In preclinical studies, the TKM-Ebola therapeutic demonstrated 100 percent protection from an otherwise lethal dose of Zaire Ebola virus when TKM-Ebola was used to treat previously infected non-human primates (Geisbert et al., The Lancet, Vol. 375, May 29, 2010). The product is under continued development to evaluate safety and efficacy.
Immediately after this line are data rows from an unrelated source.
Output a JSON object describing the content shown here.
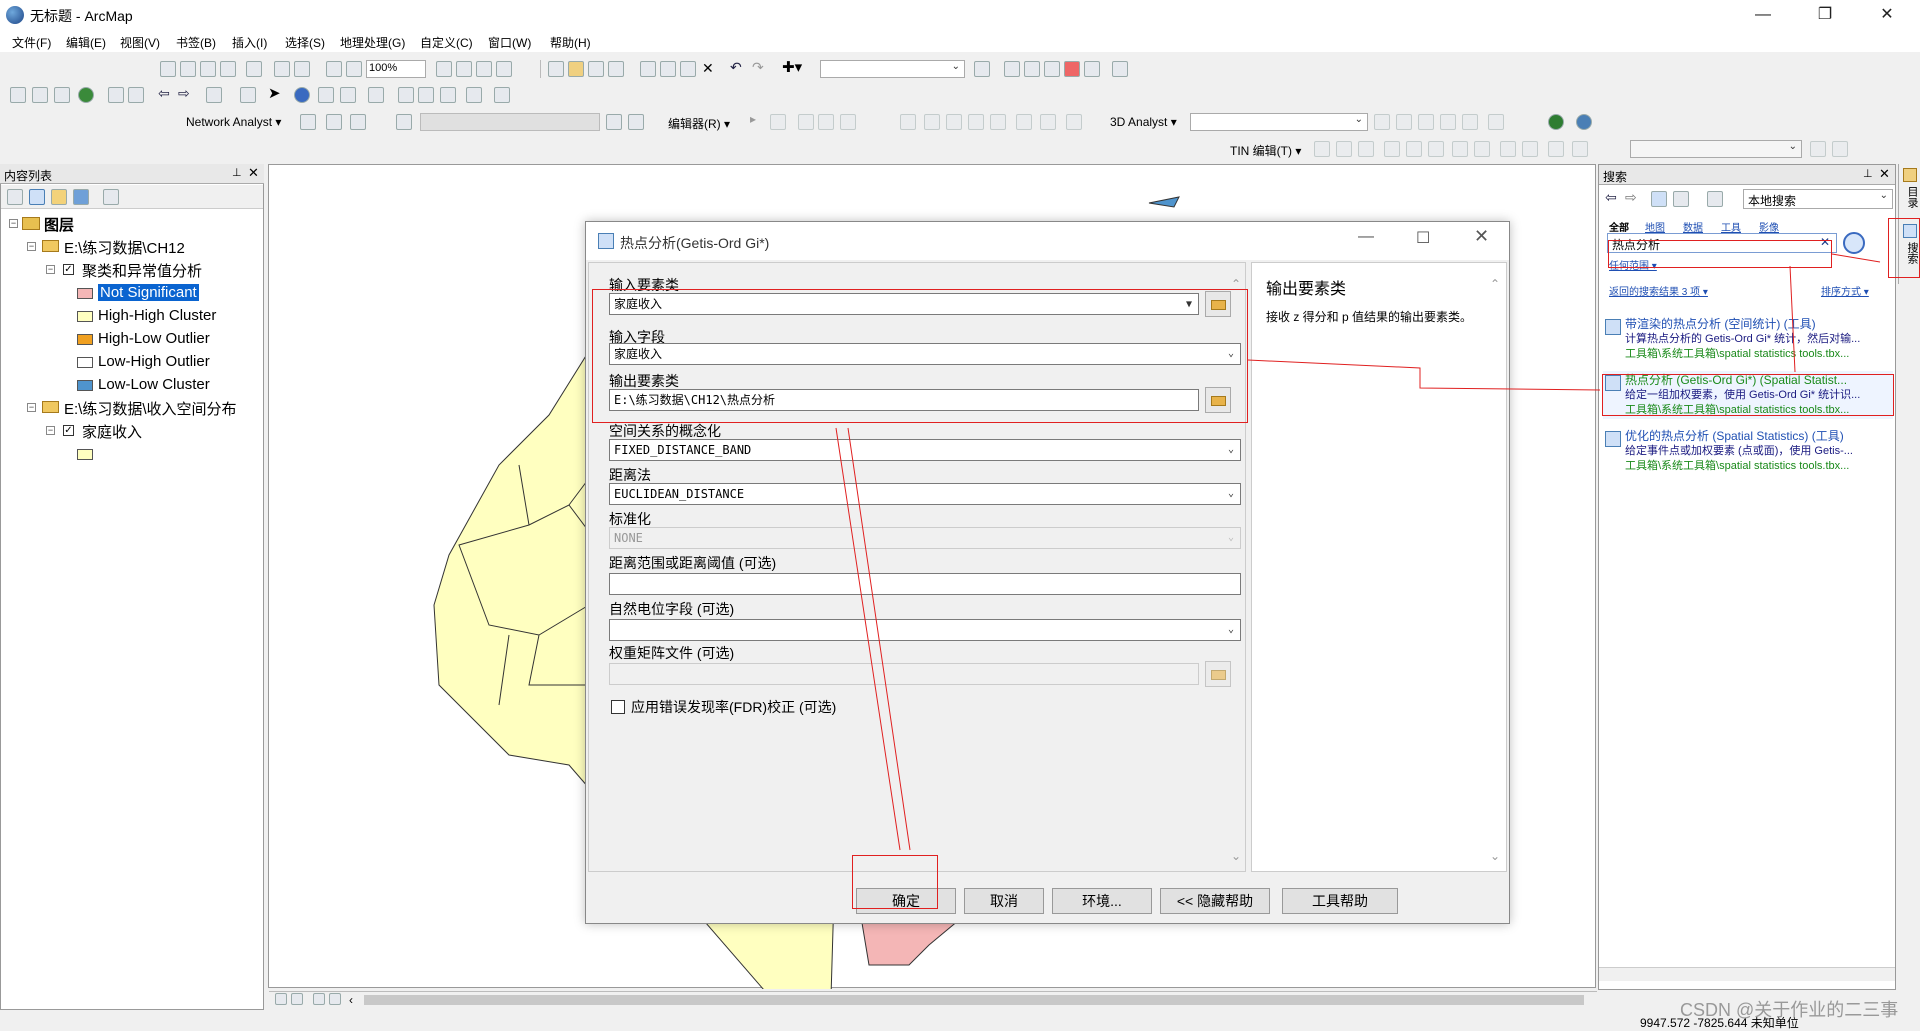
{
  "window": {
    "title": "无标题 - ArcMap"
  },
  "menu": [
    "文件(F)",
    "编辑(E)",
    "视图(V)",
    "书签(B)",
    "插入(I)",
    "选择(S)",
    "地理处理(G)",
    "自定义(C)",
    "窗口(W)",
    "帮助(H)"
  ],
  "toolbar": {
    "zoom_value": "100%",
    "network_analyst": "Network Analyst ▾",
    "editor": "编辑器(R) ▾",
    "analyst_3d": "3D Analyst ▾",
    "tin_edit": "TIN 编辑(T) ▾"
  },
  "toc": {
    "header": "内容列表",
    "root": "图层",
    "group1": "E:\\练习数据\\CH12",
    "layer1": "聚类和异常值分析",
    "legend": [
      "Not Significant",
      "High-High Cluster",
      "High-Low Outlier",
      "Low-High Outlier",
      "Low-Low Cluster"
    ],
    "legend_colors": [
      "#f4b6b6",
      "#ffffc0",
      "#f0a020",
      "#ffffff",
      "#4f94cd"
    ],
    "group2": "E:\\练习数据\\收入空间分布",
    "layer2": "家庭收入"
  },
  "dialog": {
    "title": "热点分析(Getis-Ord Gi*)",
    "fields": {
      "input_features_label": "输入要素类",
      "input_features_value": "家庭收入",
      "input_field_label": "输入字段",
      "input_field_value": "家庭收入",
      "output_label": "输出要素类",
      "output_value": "E:\\练习数据\\CH12\\热点分析",
      "conceptualization_label": "空间关系的概念化",
      "conceptualization_value": "FIXED_DISTANCE_BAND",
      "distance_method_label": "距离法",
      "distance_method_value": "EUCLIDEAN_DISTANCE",
      "standardization_label": "标准化",
      "standardization_value": "NONE",
      "distance_band_label": "距离范围或距离阈值 (可选)",
      "self_potential_label": "自然电位字段 (可选)",
      "weights_matrix_label": "权重矩阵文件 (可选)",
      "fdr_label": "应用错误发现率(FDR)校正 (可选)"
    },
    "help": {
      "title": "输出要素类",
      "body": "接收 z 得分和 p 值结果的输出要素类。"
    },
    "buttons": {
      "ok": "确定",
      "cancel": "取消",
      "env": "环境...",
      "hide_help": "<< 隐藏帮助",
      "tool_help": "工具帮助"
    }
  },
  "search": {
    "header": "搜索",
    "scope": "本地搜索",
    "tabs": [
      "全部",
      "地图",
      "数据",
      "工具",
      "影像"
    ],
    "query": "热点分析",
    "search_scope_link": "任何范围 ▾",
    "result_count": "返回的搜索结果 3 项 ▾",
    "sort": "排序方式 ▾",
    "results": [
      {
        "title": "带渲染的热点分析 (空间统计) (工具)",
        "desc": "计算热点分析的 Getis-Ord Gi* 统计，然后对输...",
        "path": "工具箱\\系统工具箱\\spatial statistics tools.tbx..."
      },
      {
        "title": "热点分析 (Getis-Ord Gi*) (Spatial Statist...",
        "desc": "给定一组加权要素，使用 Getis-Ord Gi* 统计识...",
        "path": "工具箱\\系统工具箱\\spatial statistics tools.tbx..."
      },
      {
        "title": "优化的热点分析 (Spatial Statistics) (工具)",
        "desc": "给定事件点或加权要素 (点或面)，使用 Getis-...",
        "path": "工具箱\\系统工具箱\\spatial statistics tools.tbx..."
      }
    ],
    "side_tabs": [
      "目录",
      "搜索"
    ]
  },
  "status": {
    "coords": "9947.572  -7825.644 未知单位",
    "watermark": "CSDN @关于作业的二三事"
  }
}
The importance of FDA approval experience. MCS makes it a priority to work with industry leaders that have a proven track record in acquiring FDA approval. Tekmira’s knowledge of the FDA process and its approved request for FDA’s Fast Track designation are critical to bringing the TKM-Ebola therapeutic to the Service members as quickly as possible. The FDA grants Fast Track status to an MCM if it will treat or prevent a serious or life-threatening disease and demonstrates the potential to address unmet medical needs. This status gives Tekmira more frequent written and in-person access to the FDA and allows for Rolling Review, which is an opportunity for submitting the required regulatory documentation to the FDA as it is developed. This helps to compress review timelines because the FDA does not have to wait until all documentation and test results can be submitted at one time.
To conduct a clinical trial, MCS and Tekmira are utilizing ICON Development Solutions, a specialized contract research organization in Phase I-IV clinical studies with a proven track record of success. The TKM-Ebola Phase I clinical trial at the ICON facility in San Antonio, Texas, is assessing the safety, tolerability and pharmacokinetics of administering TKM-Ebola to healthy adult subjects. The trial is a randomized, single-blind, placebo-controlled study involving single ascending doses and multiple ascending doses of TKM-Ebola. As this drug moves through clinical testing, it could become the first FDA-approved therapeutic to treat disease caused by this deadly virus.
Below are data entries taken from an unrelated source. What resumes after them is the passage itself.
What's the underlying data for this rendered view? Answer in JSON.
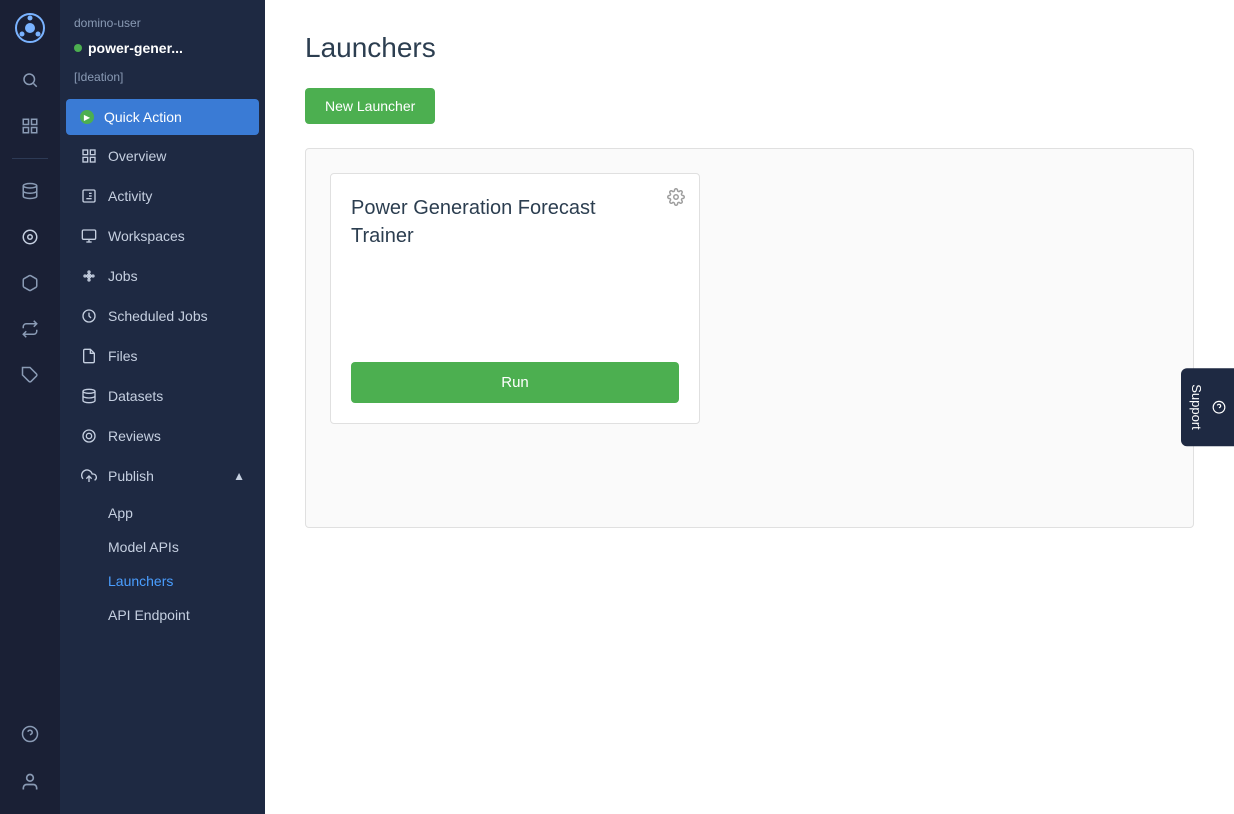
{
  "app": {
    "title": "Domino"
  },
  "user": {
    "username": "domino-user",
    "project_name": "power-gener...",
    "project_status": "active",
    "project_tag": "[Ideation]"
  },
  "icon_sidebar": {
    "items": [
      {
        "name": "home-icon",
        "symbol": "⊞"
      },
      {
        "name": "search-icon",
        "symbol": "🔍"
      },
      {
        "name": "grid-icon",
        "symbol": "⚏"
      },
      {
        "name": "database-icon",
        "symbol": "🗄"
      },
      {
        "name": "project-icon",
        "symbol": "◎"
      },
      {
        "name": "cube-icon",
        "symbol": "◻"
      },
      {
        "name": "transfer-icon",
        "symbol": "⇄"
      },
      {
        "name": "tag-icon",
        "symbol": "🏷"
      }
    ],
    "bottom_items": [
      {
        "name": "help-icon",
        "symbol": "?"
      },
      {
        "name": "user-icon",
        "symbol": "👤"
      }
    ]
  },
  "nav_sidebar": {
    "quick_action_label": "Quick Action",
    "items": [
      {
        "id": "overview",
        "label": "Overview",
        "icon": "overview"
      },
      {
        "id": "activity",
        "label": "Activity",
        "icon": "activity"
      },
      {
        "id": "workspaces",
        "label": "Workspaces",
        "icon": "workspaces"
      },
      {
        "id": "jobs",
        "label": "Jobs",
        "icon": "jobs"
      },
      {
        "id": "scheduled-jobs",
        "label": "Scheduled Jobs",
        "icon": "scheduled-jobs"
      },
      {
        "id": "files",
        "label": "Files",
        "icon": "files"
      },
      {
        "id": "datasets",
        "label": "Datasets",
        "icon": "datasets"
      },
      {
        "id": "reviews",
        "label": "Reviews",
        "icon": "reviews"
      }
    ],
    "publish": {
      "label": "Publish",
      "expanded": true,
      "sub_items": [
        {
          "id": "app",
          "label": "App"
        },
        {
          "id": "model-apis",
          "label": "Model APIs"
        },
        {
          "id": "launchers",
          "label": "Launchers",
          "active": true
        },
        {
          "id": "api-endpoint",
          "label": "API Endpoint"
        }
      ]
    }
  },
  "main": {
    "page_title": "Launchers",
    "new_launcher_button": "New Launcher",
    "launcher_card": {
      "title": "Power Generation Forecast Trainer",
      "run_button": "Run"
    }
  },
  "support": {
    "label": "Support"
  },
  "colors": {
    "active_green": "#4caf50",
    "nav_active_blue": "#3a7bd5",
    "sidebar_bg": "#1e2942",
    "icon_sidebar_bg": "#1a2035"
  }
}
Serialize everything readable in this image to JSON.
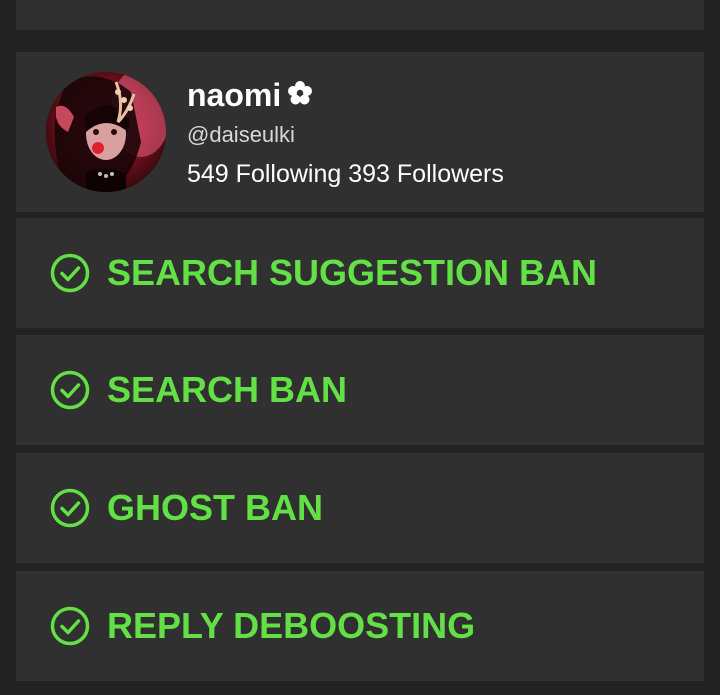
{
  "profile": {
    "display_name": "naomi",
    "handle": "@daiseulki",
    "following_count": "549",
    "following_label": "Following",
    "followers_count": "393",
    "followers_label": "Followers"
  },
  "status_checks": [
    {
      "label": "SEARCH SUGGESTION BAN",
      "icon": "check-circle-icon"
    },
    {
      "label": "SEARCH BAN",
      "icon": "check-circle-icon"
    },
    {
      "label": "GHOST BAN",
      "icon": "check-circle-icon"
    },
    {
      "label": "REPLY DEBOOSTING",
      "icon": "check-circle-icon"
    }
  ],
  "colors": {
    "background": "#222222",
    "card": "#303030",
    "accent_green": "#62e045",
    "text_primary": "#ffffff",
    "text_secondary": "#d8d8d8"
  }
}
The Ebola Threat—Revisited
Pursuing practical solutions to counter the complex threat of infectious diseases for the men and women who serve our country is the greatest professional challenge I have ever faced. I often reflect on how far we’ve come from those terrifying days in 1995. Back then, entire families and communities were being wiped out by the Ebola virus in Zaire. In the hospital in Kinshasa, I met a 70-year-old man who was his family’s lone survivor. I think of the deep sadness in that man’s eyes—and I return to work every day determined to continue our progress.